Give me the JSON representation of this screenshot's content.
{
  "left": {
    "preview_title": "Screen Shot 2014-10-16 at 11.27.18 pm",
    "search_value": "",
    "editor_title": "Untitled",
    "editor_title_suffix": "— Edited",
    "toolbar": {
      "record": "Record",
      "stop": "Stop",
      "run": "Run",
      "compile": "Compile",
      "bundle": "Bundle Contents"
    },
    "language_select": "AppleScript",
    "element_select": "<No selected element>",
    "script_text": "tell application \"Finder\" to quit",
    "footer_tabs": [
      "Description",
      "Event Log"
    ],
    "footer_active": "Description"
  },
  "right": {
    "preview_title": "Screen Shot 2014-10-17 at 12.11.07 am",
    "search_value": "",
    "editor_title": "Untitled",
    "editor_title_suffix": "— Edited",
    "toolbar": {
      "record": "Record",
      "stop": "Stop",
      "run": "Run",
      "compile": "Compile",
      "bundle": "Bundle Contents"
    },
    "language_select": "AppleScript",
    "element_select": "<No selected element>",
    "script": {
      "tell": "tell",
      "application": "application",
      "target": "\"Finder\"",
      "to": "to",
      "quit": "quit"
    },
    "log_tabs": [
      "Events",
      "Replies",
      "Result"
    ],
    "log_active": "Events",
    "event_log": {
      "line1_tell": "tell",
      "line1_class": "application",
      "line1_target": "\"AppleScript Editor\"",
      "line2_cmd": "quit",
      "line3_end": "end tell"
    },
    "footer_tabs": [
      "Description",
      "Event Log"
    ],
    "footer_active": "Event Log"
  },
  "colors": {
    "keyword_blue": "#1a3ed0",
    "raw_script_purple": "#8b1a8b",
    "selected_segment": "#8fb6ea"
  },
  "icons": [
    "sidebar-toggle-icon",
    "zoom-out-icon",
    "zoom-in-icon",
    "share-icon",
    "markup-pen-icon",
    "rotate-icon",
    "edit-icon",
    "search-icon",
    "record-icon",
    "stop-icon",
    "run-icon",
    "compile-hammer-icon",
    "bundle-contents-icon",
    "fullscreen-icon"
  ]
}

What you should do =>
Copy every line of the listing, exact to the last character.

Task response =>
Give me the JSON representation of this screenshot's content.
{
  "left": {
    "preview_title": "Screen Shot 2014-10-16 at 11.27.18 pm",
    "search_value": "",
    "editor_title": "Untitled",
    "editor_title_suffix": "— Edited",
    "toolbar": {
      "record": "Record",
      "stop": "Stop",
      "run": "Run",
      "compile": "Compile",
      "bundle": "Bundle Contents"
    },
    "language_select": "AppleScript",
    "element_select": "<No selected element>",
    "script_text": "tell application \"Finder\" to quit",
    "footer_tabs": [
      "Description",
      "Event Log"
    ],
    "footer_active": "Description"
  },
  "right": {
    "preview_title": "Screen Shot 2014-10-17 at 12.11.07 am",
    "search_value": "",
    "editor_title": "Untitled",
    "editor_title_suffix": "— Edited",
    "toolbar": {
      "record": "Record",
      "stop": "Stop",
      "run": "Run",
      "compile": "Compile",
      "bundle": "Bundle Contents"
    },
    "language_select": "AppleScript",
    "element_select": "<No selected element>",
    "script": {
      "tell": "tell",
      "application": "application",
      "target": "\"Finder\"",
      "to": "to",
      "quit": "quit"
    },
    "log_tabs": [
      "Events",
      "Replies",
      "Result"
    ],
    "log_active": "Events",
    "event_log": {
      "line1_tell": "tell",
      "line1_class": "application",
      "line1_target": "\"AppleScript Editor\"",
      "line2_cmd": "quit",
      "line3_end": "end tell"
    },
    "footer_tabs": [
      "Description",
      "Event Log"
    ],
    "footer_active": "Event Log"
  },
  "colors": {
    "keyword_blue": "#1a3ed0",
    "raw_script_purple": "#8b1a8b",
    "selected_segment": "#8fb6ea"
  },
  "icons": [
    "sidebar-toggle-icon",
    "zoom-out-icon",
    "zoom-in-icon",
    "share-icon",
    "markup-pen-icon",
    "rotate-icon",
    "edit-icon",
    "search-icon",
    "record-icon",
    "stop-icon",
    "run-icon",
    "compile-hammer-icon",
    "bundle-contents-icon",
    "fullscreen-icon"
  ]
}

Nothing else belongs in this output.